When the world is viewed through the inherent conflict-of-interest prism of tax-incentivized charitable giving, it’s difficult to see, much less acknowledge, that 100 years of charitable tax exemptions have arrested the development of the independent sector. It’s difficult to see that most Americans are nonplused by tax-incentivized Big Philanthropy: unmoved by encomiums to wealthy donors served up by the professional philanthropic class at awards ceremonies and in news outlets funded by tax-incentivized charitable dollars. When you’re living in the tax-incentivized charitable-giving conflict-of-interest bubble, you simply don’t see what’s apparent to most Americans: Big Philanthropy is a racket.

This is why meaningful reform of the tax-exempt sector will be driven by populists outside of Big Philanthropy instead of from conflicted parties within it. These reforms will be of the hatchet, not the scalpel variety, embodying the spirit of the Trump tax cuts, not the Arnolds’ modest proposal; and they will come from both the political right and left. Occupiers. Tea Partiers. Democratic socialists. Trumpers. 
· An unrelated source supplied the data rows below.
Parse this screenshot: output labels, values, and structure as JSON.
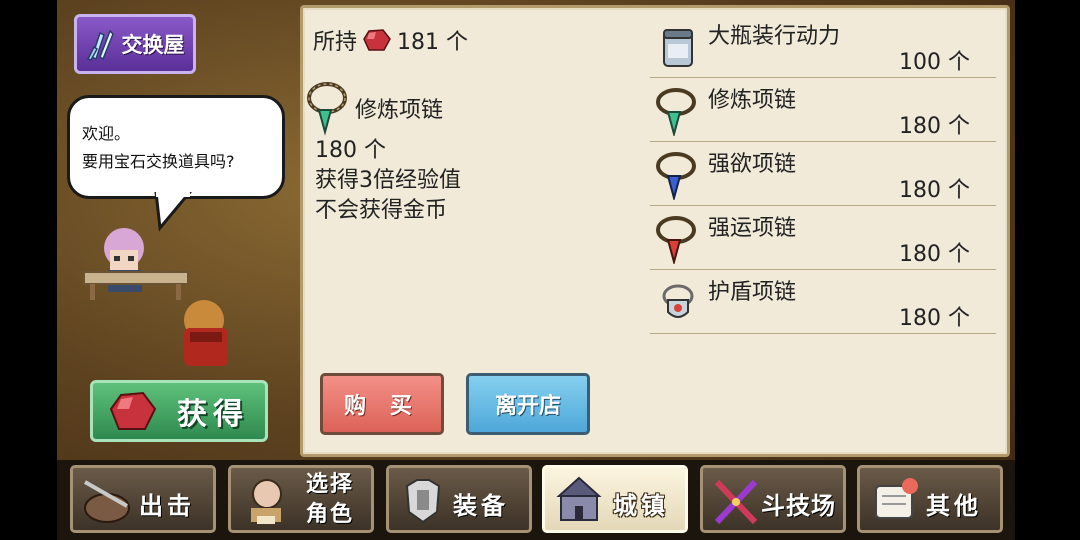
{
  "shop": {
    "title": "交换屋"
  },
  "dialog": {
    "line1": "欢迎。",
    "line2": "要用宝石交换道具吗?"
  },
  "get_button": {
    "label": "获得"
  },
  "owned": {
    "prefix": "所持",
    "count": "181 个"
  },
  "selected_item": {
    "name": "修炼项链",
    "price": "180 个",
    "effect1": "获得3倍经验值",
    "effect2": "不会获得金币"
  },
  "items": [
    {
      "name": "大瓶装行动力",
      "price": "100 个",
      "icon": "bottle-icon"
    },
    {
      "name": "修炼项链",
      "price": "180 个",
      "icon": "necklace-green-icon"
    },
    {
      "name": "强欲项链",
      "price": "180 个",
      "icon": "necklace-blue-icon"
    },
    {
      "name": "强运项链",
      "price": "180 个",
      "icon": "necklace-red-icon"
    },
    {
      "name": "护盾项链",
      "price": "180 个",
      "icon": "shield-necklace-icon"
    }
  ],
  "buttons": {
    "buy": "购 买",
    "leave": "离开店"
  },
  "nav": {
    "sortie": "出击",
    "select_line1": "选择",
    "select_line2": "角色",
    "equip": "装备",
    "town": "城镇",
    "arena": "斗技场",
    "other": "其他"
  },
  "colors": {
    "gem_red": "#c8323c",
    "panel": "#f1ead9",
    "buy": "#dc6257",
    "leave": "#4ea7d8",
    "get": "#2f8a4f"
  }
}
Policymakers and the professional philanthropic class should stop playing cat-and-mouse Beltway games that never address the inherent conflict of interest baked into tax-incentivized Big Philanthropy. Instead, policymakers should embark on a bold new project: remove the conflict of interest inherent in tax-incentivized Big Philanthropy by ending charitable tax exemptions of every kind. Under this regime, wealthy Americans can emulate the giving habits of the 90% of Americans whose charitable giving is made with after-tax dollars. Removing the charitable-exemption lid will inaugurate a new era of greater giving, and the independent sector can finally live up to its name.